This ad pronounced: “Hillary is Satan, and her crimes and lies had proved just how evil she is.” It says, “[E]ven though Donald Trump isn’t a saint by any means, he’s at least an honest man and he cares deeply for this country. My vote goes for him!” It was purchased on October 19, 2016 for 64 rubles and received only 14 clicks.
“Killery Clinton will never understand what it feels like to lose the person you love for the sake of your country,” this ad states. The ad, which ran on Instagram, promoted t-shirts and read: “help a veteran.” It ran for one day, on August 17, 2016, and cost 3,083 rubles. It was clicked 517 times and gathered 17,654 impressions.
This ad, which ran the day after Trump won the election, targeted New Yorkers and asked people to gather for a protest against then-President-elect Donald Trump. “People are genuinely scared for their futures! Racism won, Ignorance lost, Sexual assault won,” it says. It ran on November 9, 2016 and cost 113 rubles. It received 26 clicks and 188 ad impressions.

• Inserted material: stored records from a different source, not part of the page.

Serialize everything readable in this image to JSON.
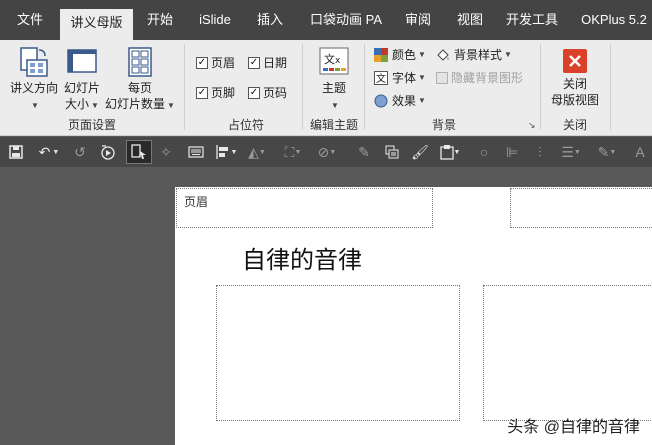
{
  "tabs": [
    {
      "label": "文件"
    },
    {
      "label": "讲义母版"
    },
    {
      "label": "开始"
    },
    {
      "label": "iSlide"
    },
    {
      "label": "插入"
    },
    {
      "label": "口袋动画 PA"
    },
    {
      "label": "审阅"
    },
    {
      "label": "视图"
    },
    {
      "label": "开发工具"
    },
    {
      "label": "OKPlus 5.2"
    }
  ],
  "ribbon": {
    "page_setup": {
      "group_label": "页面设置",
      "orientation_l1": "讲义方向",
      "slide_size_l1": "幻灯片",
      "slide_size_l2": "大小",
      "per_page_l1": "每页",
      "per_page_l2": "幻灯片数量"
    },
    "placeholders": {
      "group_label": "占位符",
      "header": "页眉",
      "date": "日期",
      "footer": "页脚",
      "page_number": "页码"
    },
    "edit_theme": {
      "group_label": "编辑主题",
      "theme": "主题"
    },
    "background": {
      "group_label": "背景",
      "colors": "颜色",
      "fonts": "字体",
      "effects": "效果",
      "background_styles": "背景样式",
      "hide_background": "隐藏背景图形"
    },
    "close": {
      "group_label": "关闭",
      "close_l1": "关闭",
      "close_l2": "母版视图"
    }
  },
  "slide": {
    "header_placeholder": "页眉",
    "title": "自律的音律",
    "watermark": "头条 @自律的音律"
  },
  "colors": {
    "tabbar": "#444444",
    "ribbon": "#ececec",
    "workspace": "#595959",
    "close_red": "#d9412b"
  }
}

This ad targeted people in the US who were interested in Martin Luther King, Jr., the Civil Rights Movement, African-American history, or Malcolm X. It ran for one day in mid-October, getting 1,471 clicks and 15,453 impressions. It cost 1,126 rubles.